4. Regarding the fact of the case, it is stated by the management that on 25th January, 1973, at about 9 p.m. the workman was asked to repair the electric horn in the car MDK 2391, by the Supervisor of the respondent management. As the workman refused to do the same it was reported to the Managing Director and the Managing Director himself directly asked the workman to do so. Even after the orders of the Managing Director the workman refused to repair the electric horn saying that whatever work he may do, the management will not be satisfied and, therefore, he will not repair the electric horn. Thereafter the work of the entire establishment was suspended and an enquiry was held immediately. The evidence of all the workers proved the misconduct of the workman and thereafter an apology of the workman was demanded in person. The workman refused to do the work and also refused to apologise. The workman also refused to receive the order tendered in person demanding an apology.
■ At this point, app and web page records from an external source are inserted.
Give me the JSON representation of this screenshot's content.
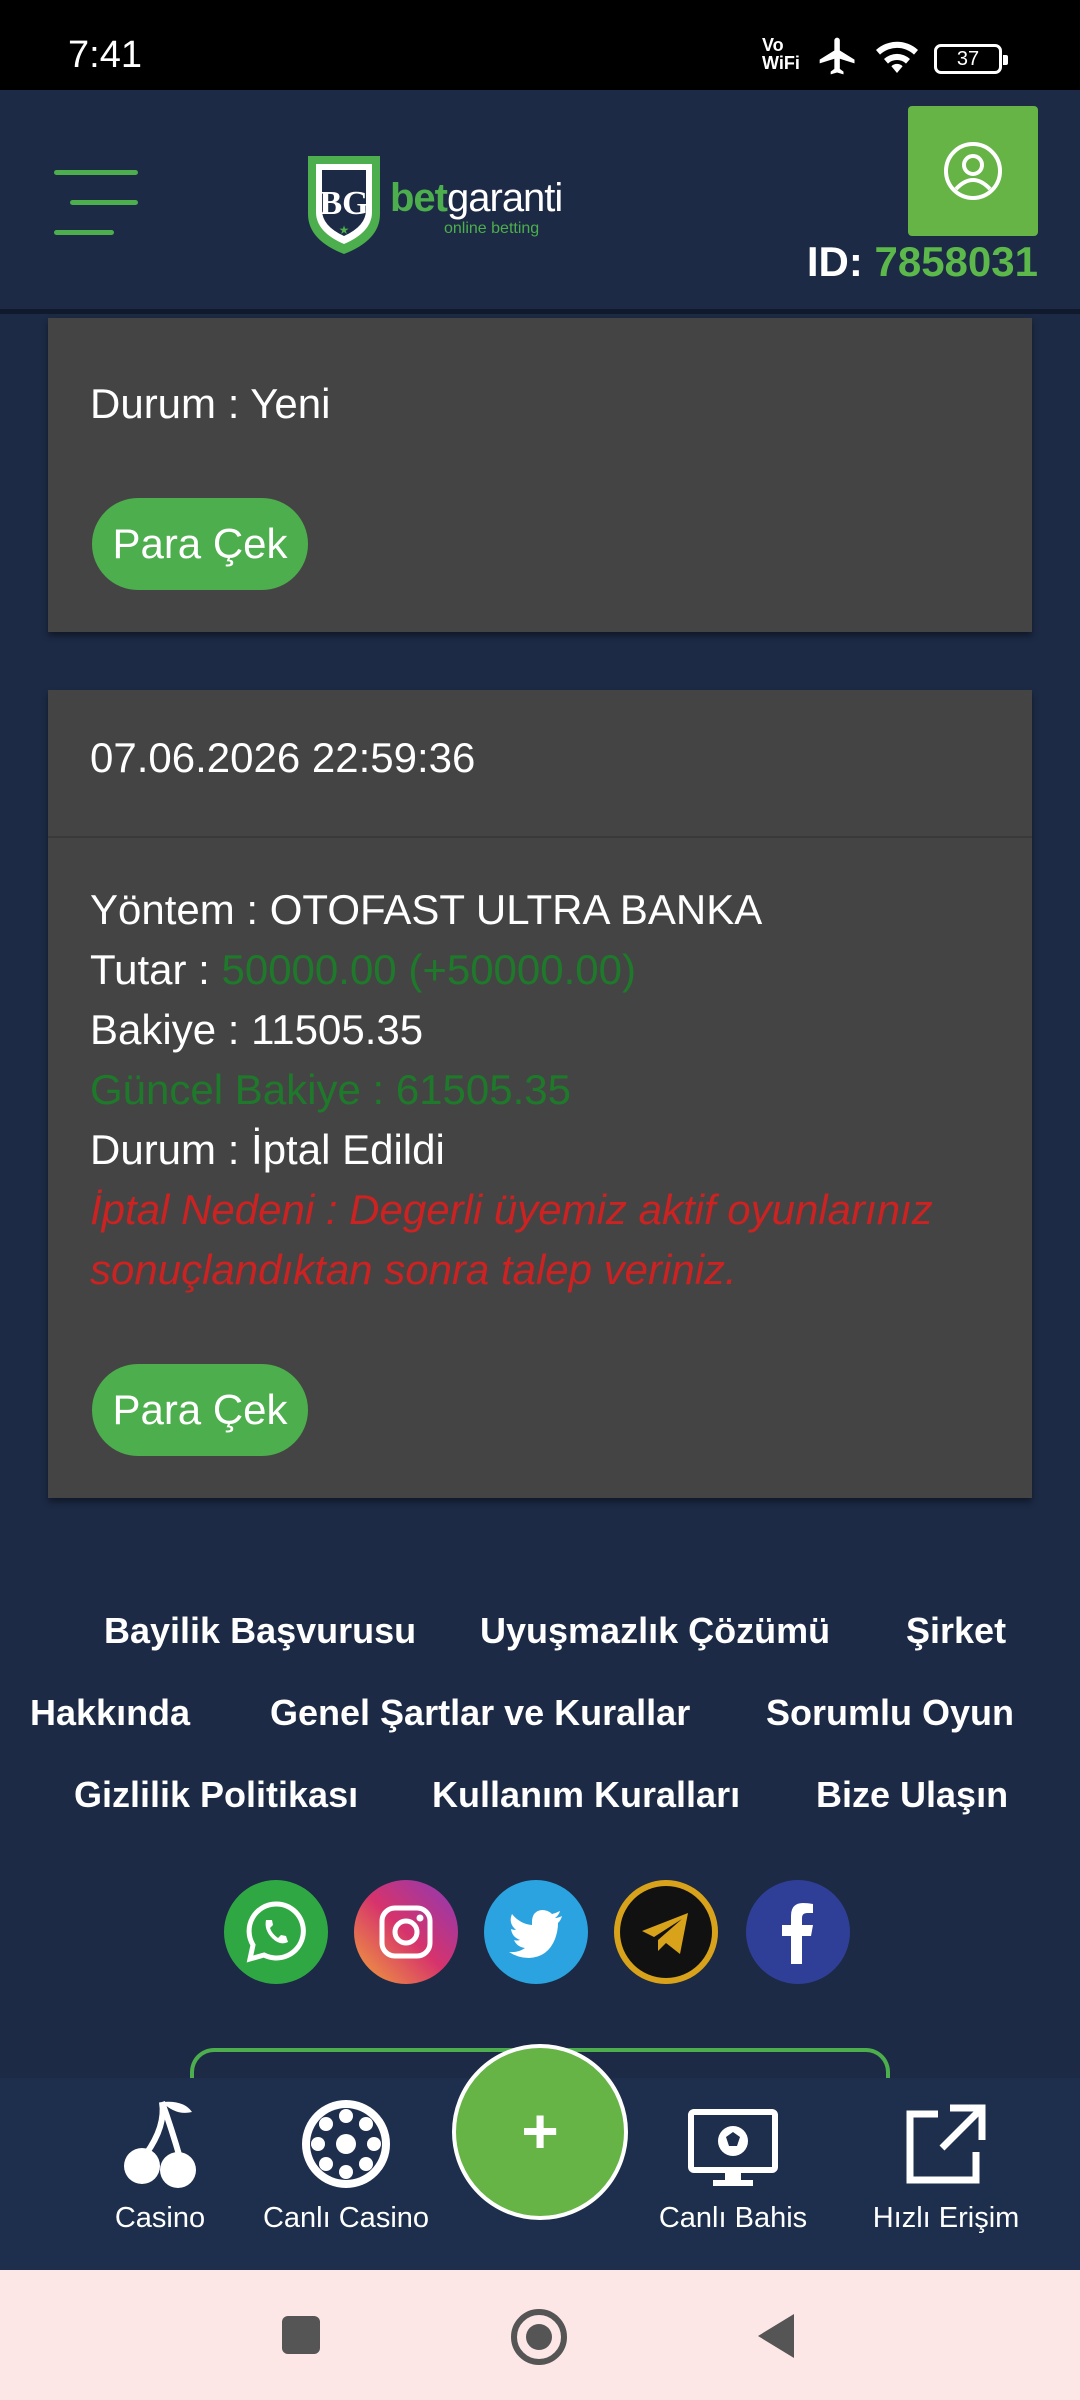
{
  "status_bar": {
    "time": "7:41",
    "vowifi_top": "Vo",
    "vowifi_bottom": "WiFi",
    "battery": "37"
  },
  "header": {
    "logo_bet": "bet",
    "logo_garanti": "garanti",
    "logo_sub": "online betting",
    "id_label": "ID:",
    "id_value": "7858031"
  },
  "card1": {
    "status": "Durum : Yeni",
    "button": "Para Çek"
  },
  "card2": {
    "date": "07.06.2026 22:59:36",
    "method": "Yöntem : OTOFAST ULTRA BANKA",
    "amount_label": "Tutar : ",
    "amount_value": "50000.00 (+50000.00)",
    "balance": "Bakiye : 11505.35",
    "current_balance": "Güncel Bakiye : 61505.35",
    "status": "Durum : İptal Edildi",
    "cancel_reason_1": "İptal Nedeni : Degerli üyemiz aktif oyunlarınız",
    "cancel_reason_2": "sonuçlandıktan sonra talep veriniz.",
    "button": "Para Çek"
  },
  "footer_links": [
    "Bayilik Başvurusu",
    "Uyuşmazlık Çözümü",
    "Şirket",
    "Hakkında",
    "Genel Şartlar ve Kurallar",
    "Sorumlu Oyun",
    "Gizlilik Politikası",
    "Kullanım Kuralları",
    "Bize Ulaşın"
  ],
  "social_icons": [
    "whatsapp-icon",
    "instagram-icon",
    "twitter-icon",
    "telegram-icon",
    "facebook-icon"
  ],
  "bottom_nav": {
    "casino": "Casino",
    "live_casino": "Canlı Casino",
    "fab": "+",
    "live_bet": "Canlı Bahis",
    "quick_access": "Hızlı Erişim"
  },
  "colors": {
    "accent": "#4cae4c",
    "background": "#1c2a45",
    "card": "#444444",
    "error": "#cc2222"
  }
}
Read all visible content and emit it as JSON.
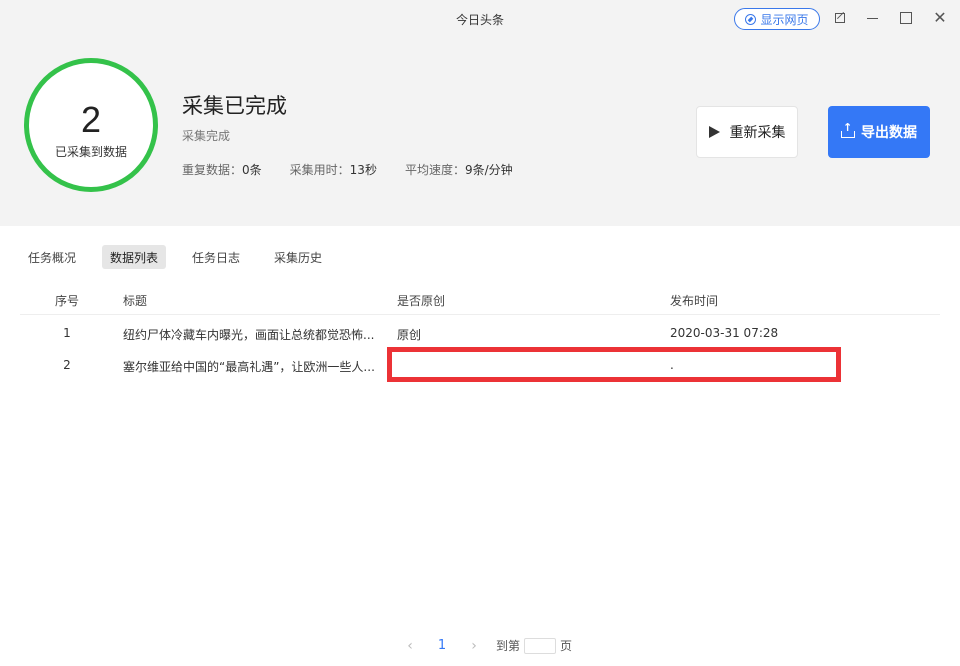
{
  "window": {
    "title": "今日头条",
    "show_web_label": "显示网页"
  },
  "summary": {
    "count": "2",
    "count_label": "已采集到数据",
    "title": "采集已完成",
    "subtitle": "采集完成",
    "stats": [
      {
        "label": "重复数据：",
        "value": "0条"
      },
      {
        "label": "采集用时：",
        "value": "13秒"
      },
      {
        "label": "平均速度：",
        "value": "9条/分钟"
      }
    ],
    "recollect_label": "重新采集",
    "export_label": "导出数据",
    "ring_color": "#34c24a",
    "accent_color": "#3478f6"
  },
  "tabs": [
    {
      "label": "任务概况",
      "active": false
    },
    {
      "label": "数据列表",
      "active": true
    },
    {
      "label": "任务日志",
      "active": false
    },
    {
      "label": "采集历史",
      "active": false
    }
  ],
  "table": {
    "columns": [
      "序号",
      "标题",
      "是否原创",
      "发布时间"
    ],
    "rows": [
      {
        "no": "1",
        "title": "纽约尸体冷藏车内曝光，画面让总统都觉恐怖...",
        "original": "原创",
        "time": "2020-03-31 07:28"
      },
      {
        "no": "2",
        "title": "塞尔维亚给中国的“最高礼遇”，让欧洲一些人...",
        "original": "",
        "time": "."
      }
    ]
  },
  "pager": {
    "prev": "‹",
    "current": "1",
    "next": "›",
    "goto_label": "到第",
    "page_suffix": "页"
  },
  "highlight_color": "#ec3236"
}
The management has further stated that he also threatened that he will come back and create nuisance in the workshop. Therefore, according to the management he was suspended from service with effect from 27th January, 1973, and he was informed of the finding as well as the demand for apology which he refused till that date. He did not turn up for work as requested by the management in its several letters and hence he was removed from service with effect from 10th February, 1973. In respect of this allegation the Labour Court also went into the evidence let in before it was observed -
"Though as I said before, the domestic enquiry under Ex.M. 4 cannot be said to have been conducted in accordance with law, yet, the management has now established misconduct and disobedience alleged against the petitioner and, therefore, he is liable to be punished with dismissal of service."
Thus, it is clear from the fact of this case that the workman has been properly dismissed from service and the Labour Court has found categorically that dismissal from service is justified. From the facts of the case, it is clear that the Labour Court, in the absence of a finding to the effect that the discharge or dismissal was not justified, has no power to award a compensation as it has done in this case, treating it as a case of retrenchment. As the order is clearly in violation of S. 11-A of the Act, the management has rightly questioned the power of the Labour Court in giving such an award in spite of the fact that the Labour Court has come to the conclusion that the dismissal was justified.
5. In these circumstances, the writ appeal is allowed with the result the retrenchment compensation awarded by the Labour Court is quashed. There will be no order as to costs.
6. It is stated by the learned counsel appearing for the appellant that the appellant has deposited the retrenchment compensation awarded by the Labour Court into the Labour Court. The appellant is entitled to withdraw the same.